After listening for a good long time, what I think I hear is the siren call of leaving the rat race behind, and heading for the islands for a permanent vacation. Heck yeah, leave your demanding boss, your freeloading brother-in-law (he's figured out how to do it, hasn't he?), your eternally complaining landlord, heck, even your nagging wife, if your luck's really out! Like the man says,
"Pack your bag and hit the trail,
hoist your sail and wind up
on some moonlit bay."
Oh yeah, ease out the back door, and head for the nearest tropical island paradise.
Ah, but wait. I once lived on a tropical island for seventeen of the longest months of my life, and I'm not entirely convinced that it's the right call for a city boy like myself. See, I was born in Balboa Park. To a San Diegan, that is the equivalent of a New Yorker saying that he was born in Central Park; you don't get any more San Diegan than that.

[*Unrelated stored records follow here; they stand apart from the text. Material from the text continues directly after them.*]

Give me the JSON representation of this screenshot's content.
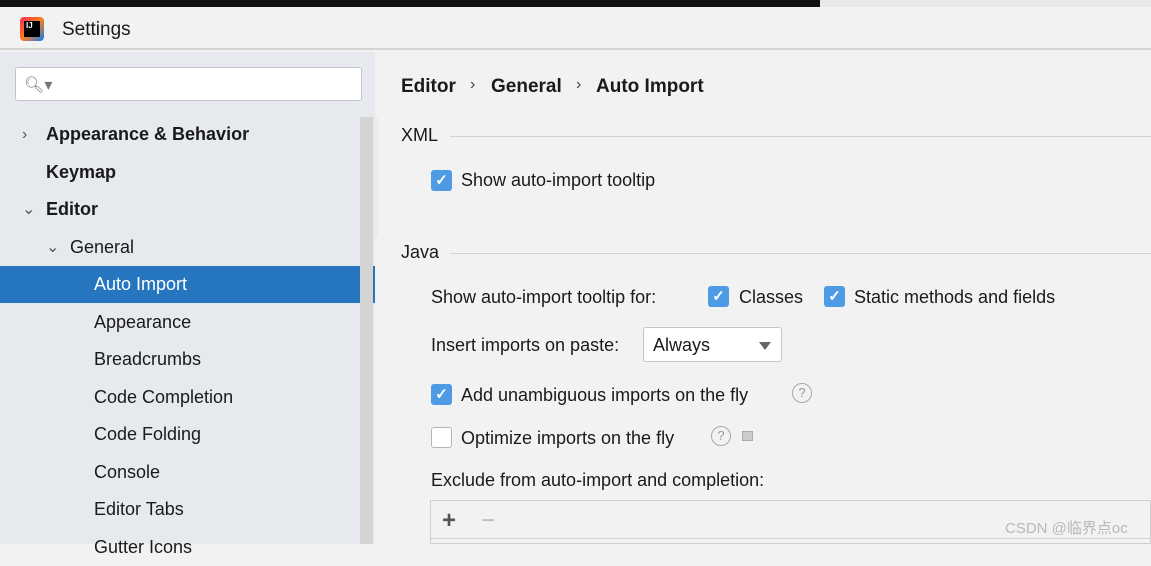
{
  "window": {
    "title": "Settings",
    "logo_text": "IJ"
  },
  "search": {
    "placeholder": "",
    "icon": "search-icon"
  },
  "tree": [
    {
      "label": "Appearance & Behavior",
      "bold": true,
      "arrow": "›",
      "level": 0
    },
    {
      "label": "Keymap",
      "bold": true,
      "arrow": "",
      "level": 0
    },
    {
      "label": "Editor",
      "bold": true,
      "arrow": "⌄",
      "level": 0
    },
    {
      "label": "General",
      "bold": false,
      "arrow": "⌄",
      "level": 1
    },
    {
      "label": "Auto Import",
      "bold": false,
      "level": 2,
      "selected": true
    },
    {
      "label": "Appearance",
      "level": 2
    },
    {
      "label": "Breadcrumbs",
      "level": 2
    },
    {
      "label": "Code Completion",
      "level": 2
    },
    {
      "label": "Code Folding",
      "level": 2
    },
    {
      "label": "Console",
      "level": 2
    },
    {
      "label": "Editor Tabs",
      "level": 2
    },
    {
      "label": "Gutter Icons",
      "level": 2
    }
  ],
  "breadcrumb": [
    "Editor",
    "General",
    "Auto Import"
  ],
  "xml": {
    "title": "XML",
    "show_tooltip": {
      "label": "Show auto-import tooltip",
      "checked": true
    }
  },
  "java": {
    "title": "Java",
    "tooltip_for_label": "Show auto-import tooltip for:",
    "classes": {
      "label": "Classes",
      "checked": true
    },
    "static": {
      "label": "Static methods and fields",
      "checked": true
    },
    "paste_label": "Insert imports on paste:",
    "paste_value": "Always",
    "unambiguous": {
      "label": "Add unambiguous imports on the fly",
      "checked": true
    },
    "optimize": {
      "label": "Optimize imports on the fly",
      "checked": false
    },
    "exclude_label": "Exclude from auto-import and completion:",
    "add": "+",
    "remove": "−"
  },
  "watermark": "CSDN @临界点oc",
  "colors": {
    "accent": "#2675bf",
    "checkbox": "#4d9be4"
  }
}
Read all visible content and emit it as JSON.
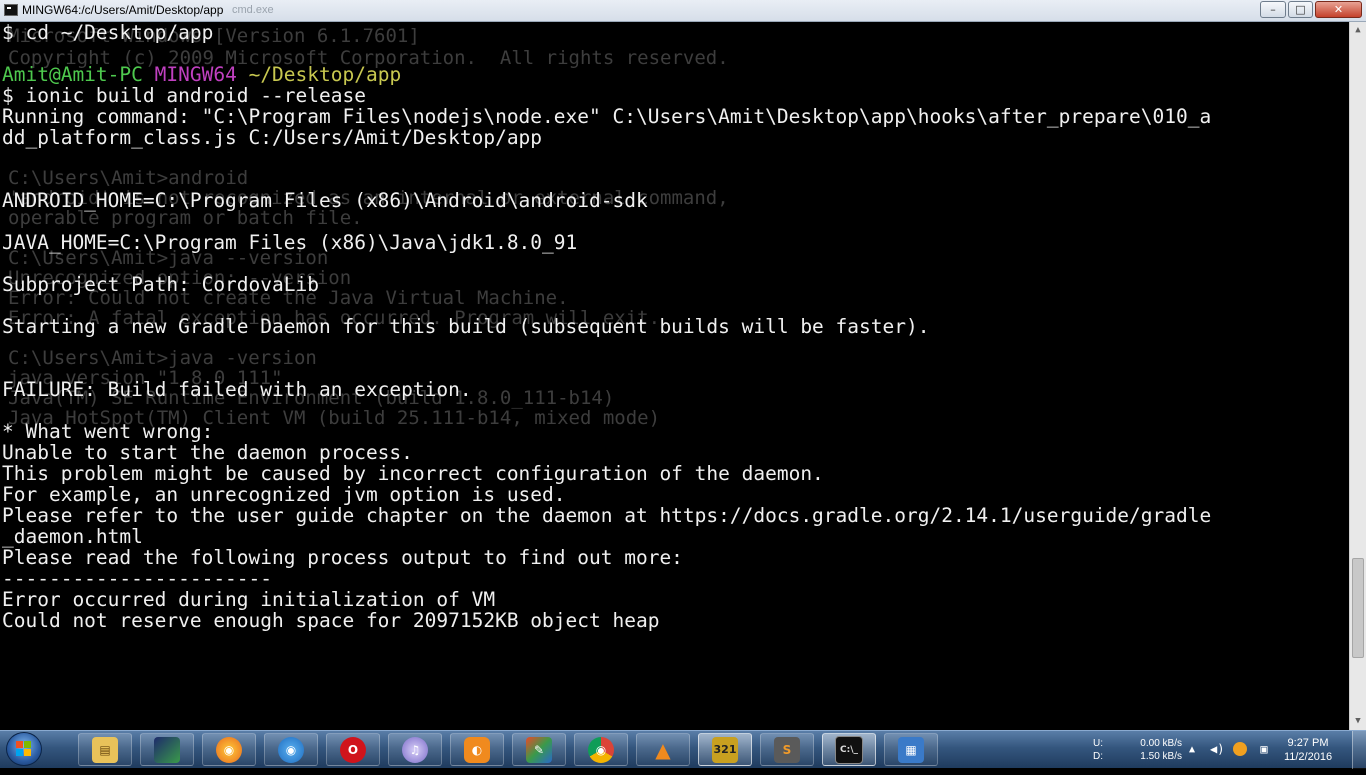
{
  "window": {
    "title": "MINGW64:/c/Users/Amit/Desktop/app",
    "title_ghost": "cmd.exe",
    "controls": {
      "minimize": "–",
      "maximize": "□",
      "close": "✕"
    }
  },
  "terminal": {
    "colors": {
      "background": "#000000",
      "text": "#f0f0f0",
      "user_host": "#4ec94e",
      "mingw": "#c040c0",
      "path": "#c8c850"
    },
    "ghost_text": [
      "Microsoft Windows [Version 6.1.7601]",
      "Copyright (c) 2009 Microsoft Corporation.  All rights reserved.",
      "C:\\Users\\Amit>android",
      "'android' is not recognized as an internal or external command,",
      "operable program or batch file.",
      "C:\\Users\\Amit>java --version",
      "Unrecognized option: --version",
      "Error: Could not create the Java Virtual Machine.",
      "Error: A fatal exception has occurred. Program will exit.",
      "C:\\Users\\Amit>java -version",
      "java version \"1.8.0_111\"",
      "Java(TM) SE Runtime Environment (build 1.8.0_111-b14)",
      "Java HotSpot(TM) Client VM (build 25.111-b14, mixed mode)"
    ],
    "prompt1": "$ cd ~/Desktop/app",
    "prompt2": {
      "user_host": "Amit@Amit-PC",
      "env": "MINGW64",
      "path": "~/Desktop/app"
    },
    "prompt3": "$ ionic build android --release",
    "lines": [
      "Running command: \"C:\\Program Files\\nodejs\\node.exe\" C:\\Users\\Amit\\Desktop\\app\\hooks\\after_prepare\\010_a",
      "dd_platform_class.js C:/Users/Amit/Desktop/app",
      "ANDROID_HOME=C:\\Program Files (x86)\\Android\\android-sdk",
      "JAVA_HOME=C:\\Program Files (x86)\\Java\\jdk1.8.0_91",
      "Subproject Path: CordovaLib",
      "Starting a new Gradle Daemon for this build (subsequent builds will be faster).",
      "FAILURE: Build failed with an exception.",
      "* What went wrong:",
      "Unable to start the daemon process.",
      "This problem might be caused by incorrect configuration of the daemon.",
      "For example, an unrecognized jvm option is used.",
      "Please refer to the user guide chapter on the daemon at https://docs.gradle.org/2.14.1/userguide/gradle",
      "_daemon.html",
      "Please read the following process output to find out more:",
      "-----------------------",
      "Error occurred during initialization of VM",
      "Could not reserve enough space for 2097152KB object heap"
    ]
  },
  "scrollbar": {
    "up": "▲",
    "down": "▼"
  },
  "taskbar": {
    "apps": [
      {
        "name": "windows-explorer",
        "glyph": "▤",
        "color": "#e8c25a"
      },
      {
        "name": "android-studio",
        "glyph": "",
        "color": "#1d2a6b"
      },
      {
        "name": "firefox",
        "glyph": "◉",
        "color": "#e86a1e"
      },
      {
        "name": "app-globe",
        "glyph": "◉",
        "color": "#1e6cc0"
      },
      {
        "name": "opera",
        "glyph": "O",
        "color": "#d0141c"
      },
      {
        "name": "itunes",
        "glyph": "♫",
        "color": "#7a6ac8"
      },
      {
        "name": "uc-browser",
        "glyph": "◐",
        "color": "#f08a1e"
      },
      {
        "name": "paint",
        "glyph": "✎",
        "color": "#3a9a4a"
      },
      {
        "name": "chrome",
        "glyph": "◉",
        "color": "#2a9a4a"
      },
      {
        "name": "vlc",
        "glyph": "▲",
        "color": "#f08a1e"
      },
      {
        "name": "gom-player",
        "glyph": "321",
        "color": "#c8a020"
      },
      {
        "name": "sublime-text",
        "glyph": "S",
        "color": "#5a5a5a"
      },
      {
        "name": "cmd",
        "glyph": "C:\\_",
        "color": "#111111"
      },
      {
        "name": "control-panel",
        "glyph": "▦",
        "color": "#3a7ac8"
      }
    ],
    "drive_labels": [
      "U:",
      "D:"
    ],
    "net_speeds": [
      "0.00 kB/s",
      "1.50 kB/s"
    ],
    "clock": {
      "time": "9:27 PM",
      "date": "11/2/2016"
    }
  }
}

Consequently, I have spent the bulk of my adult life with every service, every product, every form of recreation and productive employment virtually within walking distance, and it was misery to give it up.
So, what's the modern drill? You buy your thousand dollar plane ticket, pack enough clothes and sundries to sustain an expedition up the Amazon, and head out for paradise, which in the current cultural climate, generally means Hawaii. You're met at the airport by bored hula dancers who throw a lei (that was probably made in China) around your neck, and an air-conditioned cab whisks you off to your $500-a-night luxury hotel, whereupon you lie on the beach sipping pina coladas for two weeks, before you have to head back home to your slavin' job way before you're ready. Of course everyone wants to call the boss from Waikiki and tell him to "kiss this!" The problem is that two weeks isn't quite enough time to do everything...
"Guam is good, Guam is good,
that's what the natives say,
and we're mighty glad that they told us,
'cause we'd never find out any other way!"
I think the thing is that people go to a tropical tourist mecca, and everything is polished, and packaged, and put on display; there are shows to go to, outrigger canoe rides, frozen daiquiris served from a bamboo bar you can swim up to and order. Everyone is bending over to cater to the vacationer's every whim, and it seems like this is the way that God meant his children to live. Ah, but go to an island where the people just live, and things are a little different. Guam had beautiful beaches, stimulating jungle hikes, breathtaking vistas, and yet living there wasn't for sissies. Talk to me about mailing in your resignation about three months in, when you've memorized the positions of individual rocks on your favorite beach, and given names to the hermit crabs that swarm for a handout every time you sit down there. Once you've made a few hikes, you'll become a big fan of reading (if you can find any current books in the local library)!
Now, it is certainly not my intention to disparage any Chamorros here. I came to love the islanders, and have great respect for their stoic strength in the face of what had been done to their home, but island life isn't for me. It's fine, I guess, if you have a big bank account to draw from, and never have to turn a hand to get anything you want, but it's a tough place to make a living. You're a fisherman, or a tiny-scale farmer, or a craftsman who can make something someone else needs. And the latest gadget, the latest fad, the latest fashion, music, movies and TV, all seem to get there last. My advice: if you think island life is in your blood, book three months at a non-tourist destination, and see how it goes. As for me, I'll sit on my patio with my lemon-ice tea, listen to Jimmy Buffett sing songs about a life that doesn't exist, and hop in my dinged-up pickup for a short trip to Wal-Mart for anything that strikes my fancy!
Meet Me in Margaritaville (pictured above); it's a great album if you haven't met the maestro yet. 38 quintessential songs on two CDs. You'll look back in a year and say it was the best music you ever bought.
Til next time, live well, and be safe!